▶ [Problem details]: Give back every entry precisely as written, without any of the images.

════════════════════

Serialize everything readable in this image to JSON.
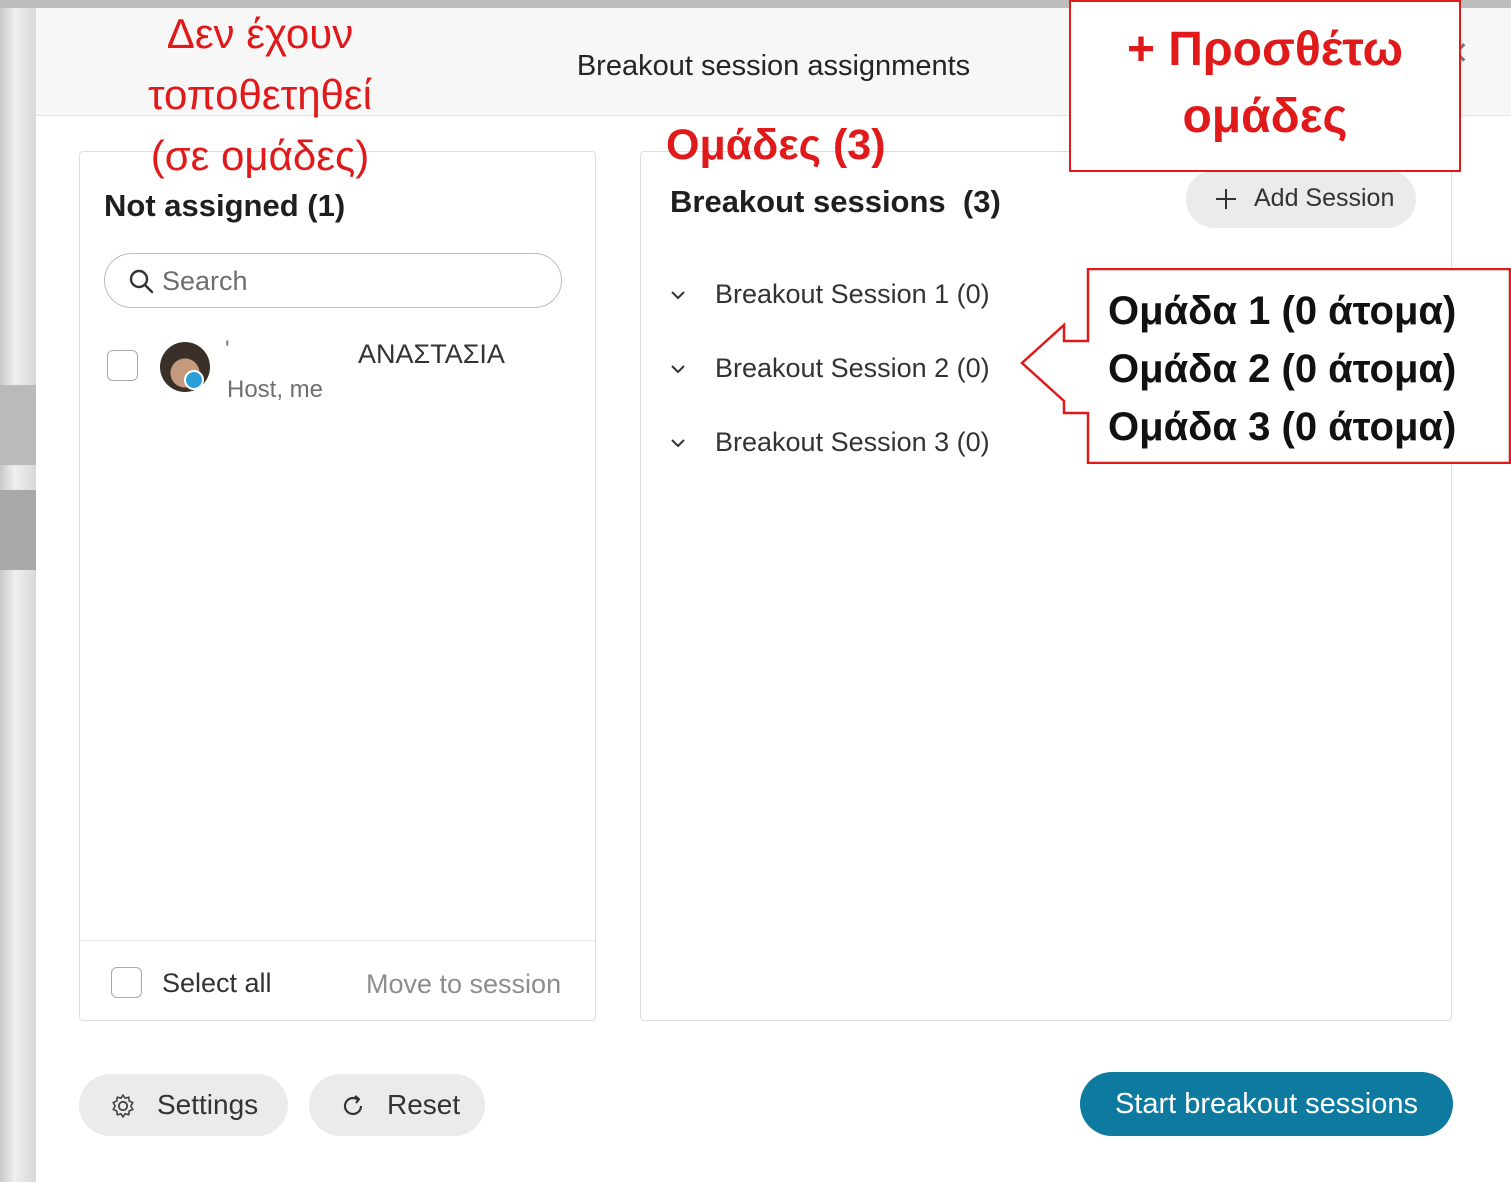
{
  "dialog": {
    "title": "Breakout session assignments",
    "close_icon": "close-icon",
    "accent_color": "#0f7aa0"
  },
  "not_assigned": {
    "title": "Not assigned (1)",
    "search_placeholder": "Search",
    "search_value": "",
    "participants": [
      {
        "tick": "'",
        "name": "ΑΝΑΣΤΑΣΙΑ",
        "role": "Host, me",
        "checked": false
      }
    ],
    "select_all_label": "Select all",
    "move_label": "Move to session"
  },
  "breakout": {
    "title": "Breakout sessions  (3)",
    "add_label": "Add Session",
    "sessions": [
      {
        "label": "Breakout Session 1 (0)"
      },
      {
        "label": "Breakout Session 2 (0)"
      },
      {
        "label": "Breakout Session 3 (0)"
      }
    ]
  },
  "footer": {
    "settings_label": "Settings",
    "reset_label": "Reset",
    "start_label": "Start breakout sessions"
  },
  "annotations": {
    "color": "#e01a1a",
    "not_assigned_note": "Δεν έχουν\nτοποθετηθεί\n(σε ομάδες)",
    "groups_note": "Ομάδες (3)",
    "add_groups_note": "+ Προσθέτω\nομάδες",
    "callout_lines": [
      "Ομάδα 1 (0 άτομα)",
      "Ομάδα 2 (0 άτομα)",
      "Ομάδα 3 (0 άτομα)"
    ]
  }
}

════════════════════

▶ [Reply]:
Serialize everything readable in this image to JSON.
{
  "dialog": {
    "title": "Breakout session assignments",
    "close_icon": "close-icon",
    "accent_color": "#0f7aa0"
  },
  "not_assigned": {
    "title": "Not assigned (1)",
    "search_placeholder": "Search",
    "search_value": "",
    "participants": [
      {
        "tick": "'",
        "name": "ΑΝΑΣΤΑΣΙΑ",
        "role": "Host, me",
        "checked": false
      }
    ],
    "select_all_label": "Select all",
    "move_label": "Move to session"
  },
  "breakout": {
    "title": "Breakout sessions  (3)",
    "add_label": "Add Session",
    "sessions": [
      {
        "label": "Breakout Session 1 (0)"
      },
      {
        "label": "Breakout Session 2 (0)"
      },
      {
        "label": "Breakout Session 3 (0)"
      }
    ]
  },
  "footer": {
    "settings_label": "Settings",
    "reset_label": "Reset",
    "start_label": "Start breakout sessions"
  },
  "annotations": {
    "color": "#e01a1a",
    "not_assigned_note": "Δεν έχουν\nτοποθετηθεί\n(σε ομάδες)",
    "groups_note": "Ομάδες (3)",
    "add_groups_note": "+ Προσθέτω\nομάδες",
    "callout_lines": [
      "Ομάδα 1 (0 άτομα)",
      "Ομάδα 2 (0 άτομα)",
      "Ομάδα 3 (0 άτομα)"
    ]
  }
}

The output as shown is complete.